natematias | MIT Center for Civic Media

Recent blog posts by natematias

The Cornhole Experiment: A Workshop for Teaching Randomized Trials

In recent years, UK and US governments have increasingly turned to randomized trials to test new policies, most recently in the case of the White House executive order on behavioral science. In the meantime, economics has been undergoing what Angrist and Pischke have called a "credibility revolution," that focuses on offering causal explanations to questions. This has especially been the case in development economics, where "randomistas" have grown in prominence after an influential and controversial 2004 study on the effect of deworming on school attendance in Kenya.

Doctoral Feedback Session on Causal Inference at OSSM: Deadline Oct 19

Are you a PhD student who is doing research that uses methods of causal inference (randomized trials, natural experiments, etc) on social media and user generated data?

If so, I have good news, of a last minute addition to the AAAI Spring Symp. on Observational Studies through Social Media and Other Human-Generated Content. This workshop, which takes place at Stanford on March 21-23, is a 3-day gathering that brings together researchers across disciplines to discuss approaches and issues for causal inference research.

The organizers have kindly offered space for a doctoral feedback session for PhD students planning to do related work. This informal gathering will bring together PhD students to get feedback on their research designs and work together to improve the quality of our methods. Since so many of the speakers and attendees are experienced at using causal inference methods, it's the perfect context to share early stage work and get feedback on your research.

The Story Behind MIT and Boston University's New Legal Clinic for Student Innovation

Today, MIT President Rafael Reif announced an exciting collaboration between MIT and the Boston University School of Law "to assist students with a broad range of legal matters related to entrepreneurship and cyber law, from basic issues associated with the founding of startup companies to novel questions about the application of laws and regulations to students’ innovation-related activities" (here's the BU press release). The legal clinic is the culmination of years of discussions and work by student advocates, faculty, and administration to address a recurring need at MIT for robust and supportive legal help for students doing innovative work.

In this blog post, I tell our story and take a moment to thank the hundreds of people who helped create this safety net for creative innovation at MIT.

Common Questions About Our Online Harassment Report

The process of reporting and responding to online harassment is the least understood and arguably most important part of the problem. Most of what we know about receiving harassment comes from the small number of people who are courageous enough to face the risk of telling their personal stories.
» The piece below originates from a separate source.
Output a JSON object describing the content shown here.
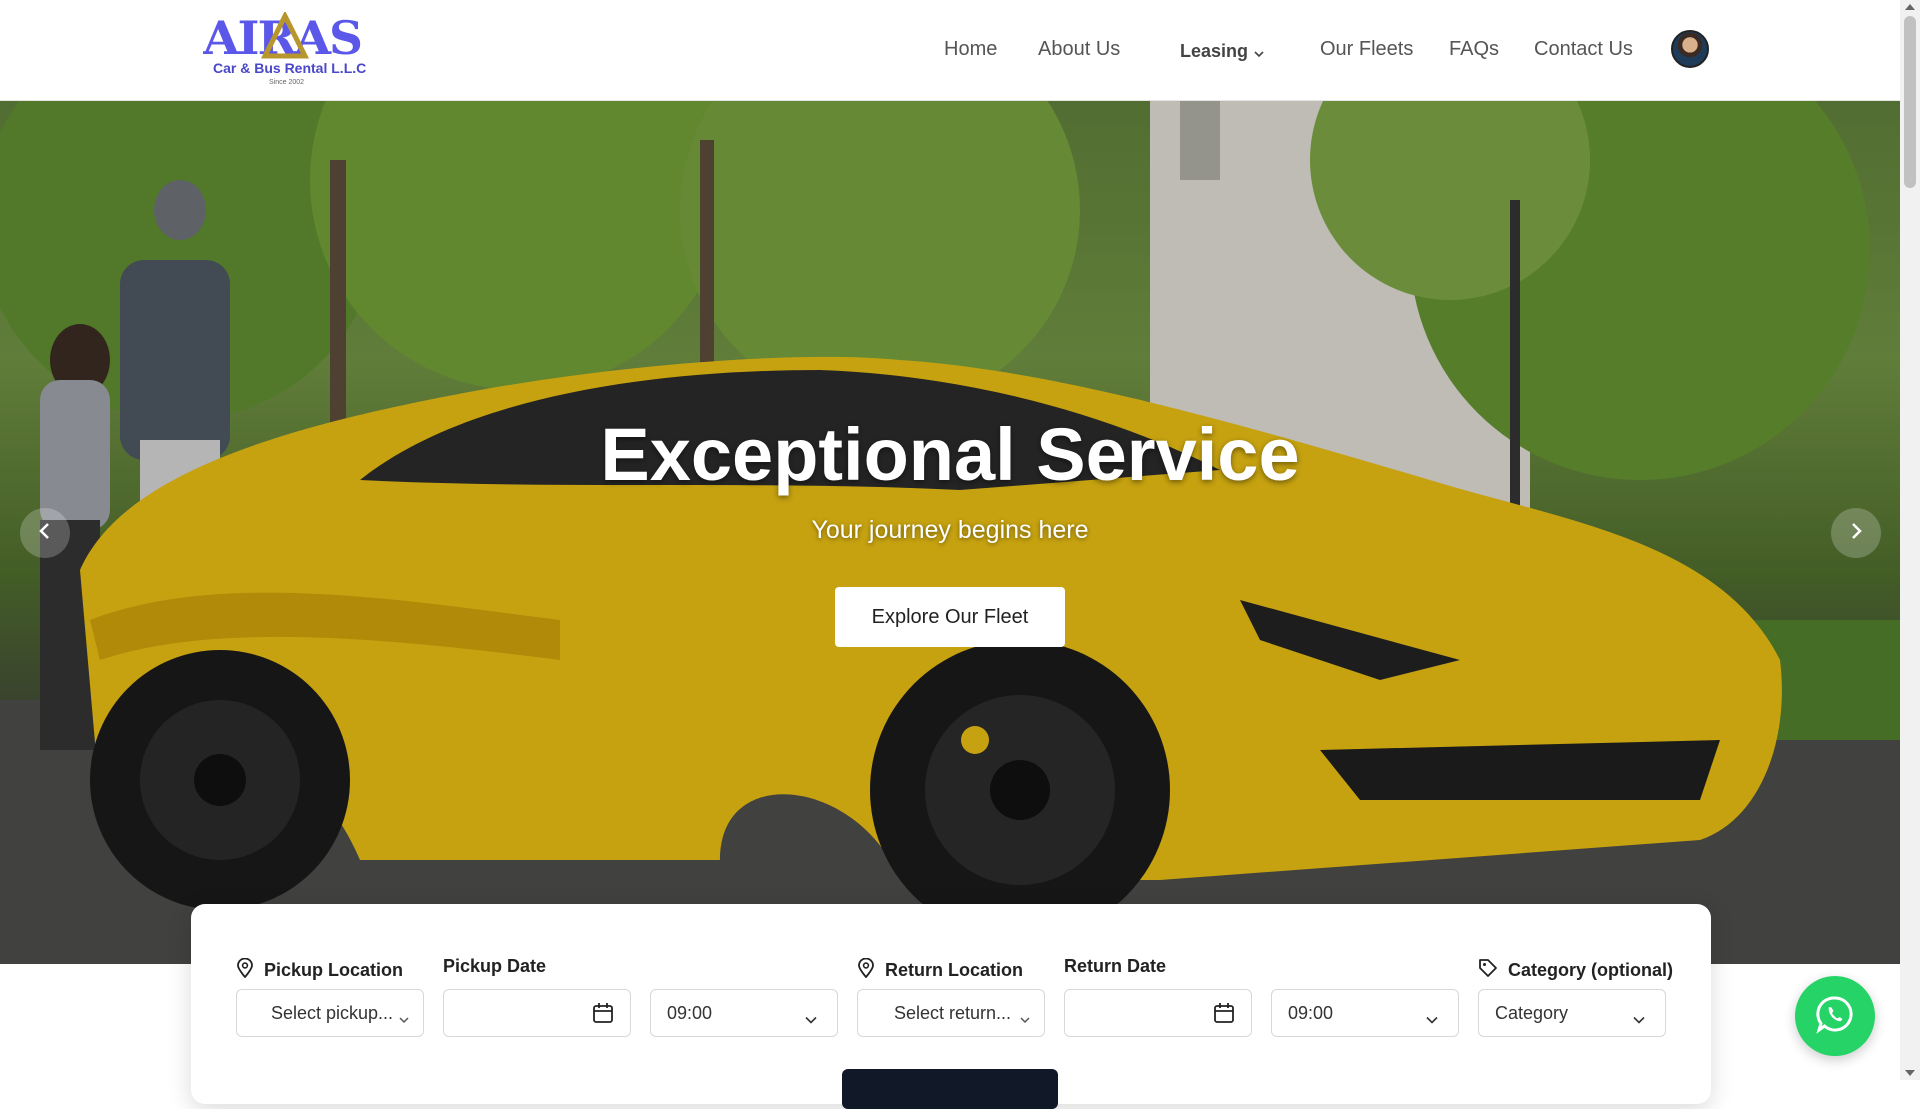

Maeve Duggan's recent Pew report about online harassment helps us understand the experience of harassment across a nationally-representative sample, but efforts by companies to address online harassment are still mostly secret. For all sorts of safety, legal, and business fears, companies are reluctant to reveal the details of how they enforce their policies around harassment and hate speech. So when Women, Action, and the Media approached me to analyze Twitter harassment reports collected over three weeks with the informed consent of participants, I knew it was a unique opportunity to grow our understanding of the problem.

Recent Articles and Blog Posts at The Atlantic and Microsoft Research

In the past month, I've been privileged to publish two articles in The Atlantic's Technology section and several posts over at Microsoft Research's Social Media Collective. I'm posting links to them here so anyone following on RSS or checking my archives can be aware of them.

The Tragedy of the Digital Commons: Advocates for fairer, safer online spaces are turning to the conservation movement for inspiration:
“How do you fix a broken system that isn't yours to repair?” In this Atlantic article, I look at the work of community volunteers to offer peer support and also advocate for change, in online platforms like Amazon Mechanical Turk, and along Boston's Charles River. I try to set out a long-term hope for what it might mean to be proud of our online spaces in the long term.